Confirming reports circulating for several days, Microsoft announced a substantial plan to reorganize its Entertainment and Devices division. Timed to coincide with the fall departure of retiring group head Robbie Back, Microsoft CEO Steve Ballmer will take over the division starting July 1.
Apple is known to be a tough negotiator. How tough, and whether some behaviors cross the line of appropriateness is a question regulators are apparently looking into.
New reports citing “people familiar” suggest the government anti-trust regulators are inquiring about whether Apple’s dealings with music labels have been inappropriate.
On Tuesday, the New York Times reported one of the questions on investigators minds is whether Apple tried to keep the record labels from giving Amazon’s rival music download store exclusive access to some new releases.
Antitrust staff from the DOJ has reportedly contacted several music labels as well as some internet music startups.
The interviews are considered “preliminary” and at this time there is no formal investigation. Still, regulators are clearing keeping a close watch on Apple; an apparent reaction to the dominance the company has established in many of its markets.
In December, gas tanks of Apple watchers got a surprise dose of high octane when reports surfaced the company was buying online music service Lala. Some immediately speculated that Apple had plans to create a "cloud" friendly iTunes. Others chimed in on the possibility of Apple using Lala’s intellectual property and license relationships to offer an iTunes music subscription package.

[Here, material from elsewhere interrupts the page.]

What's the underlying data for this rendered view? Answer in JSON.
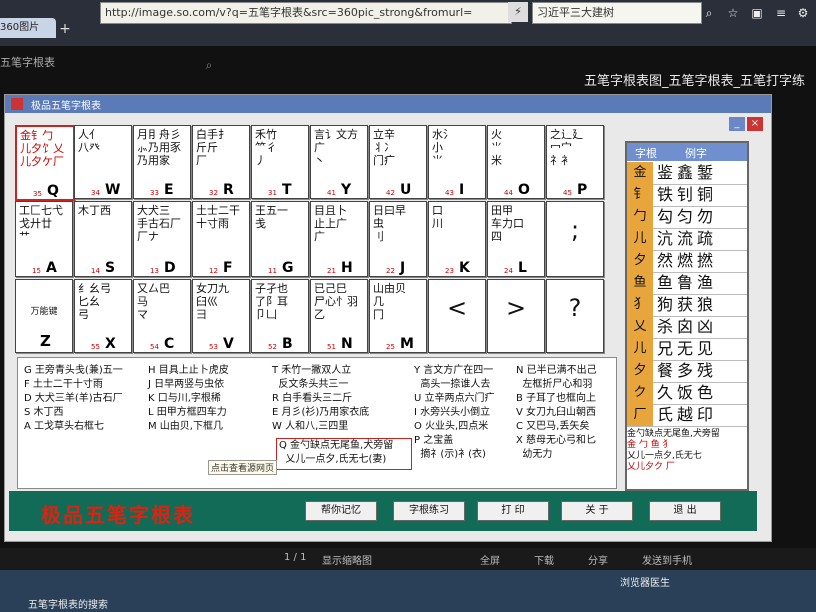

Now, just a few months removed, rumor engines are spinning again on news Apple will shut down the public face of Lala’s services a week before the start of Apple’s World Wide Development Conference.
Measuring unit sale in the first half of 2009, NPD MusicWatch reports Apple’s music store now accounts for a quarter of U.S. music sales. That’s not a quarter of digital sales, it’s 25 percent of everything.
During the first half of 2009, while CD sales continued to erode, digital music sales grew to 35% of the market, up from 20 percent in 2007 and 30 percent in 2008. According to Russ Crupnick , NPD’s vice president of entertainment industry analysis, “with digital music sales growing at 15 to 20 percent, and CDs falling by an equal proportion, digital music sales will nearly equal CD sales by the end of 2010."
There was much speculation when Jon Rubinstein joined Palm in 2007 that he’d eventually run the company if it could get back on track. He was lured out of retirement for the challenge, had the support of the company’s investors who’d recruited him, and was loaded with fresh ideas. Many thought it was a question of when not if. Now they have their answer. Wednesday, Palm announced the former Apple exec’s promotion to chairman and CEO.
Known as an effective manager, a team builder and an engineering whiz, Rubinstein spearheaded the rapid deployment of the iMac and the development of the iPod division as Apple’s head of hardware engineering. Since joining Palm as executive chairman, he’s been the head Click to Read More
Ask an accountant or economist to define the value of an iPod Shuffle, or what it’s worth, and you might get a few dissertations in reply. Ask what it costs? That’s a little easier to peg.
Market research firm, iSuppli, has done a teardown of the device and estimates the diminutive MP3 player is made from a minuscule $21.77 in parts.
Business Week reports in its summary that nearly half of that comes from two Samsung parts: the controller chip and flash memory.
The price is purely hardware, and it is merely an estimate. It doesn’t include development costs or sales and marketing expenses but even so, it suggests the gross margin on the player should Click to Read More
For the better part of six years, Apple’s had resisted record label pressure to make the shift. Steve Jobs argued the pricing needed to be “fair” to offset the temptation of downloading a pirated song. Raising prices too high, he said, would drive customers away. 99 cents was simple, and sufficient.
Apple backtracked and conceded in a Macworld announcement, but only after the record companies agreed to remove Digital Rights Management restrictions (DRM) from the music in the catalog, and to allow Apple to sell songs wirelessly over 3G in exchange.
Under the new arrangement, the music store is now entirely composed of DRM-Free, 256kbps songs priced at 69¢, 99¢, and $1.29. (Upgrading previously purchased songs to the higher bit rate, and encryption free format can be done for 30¢ a track).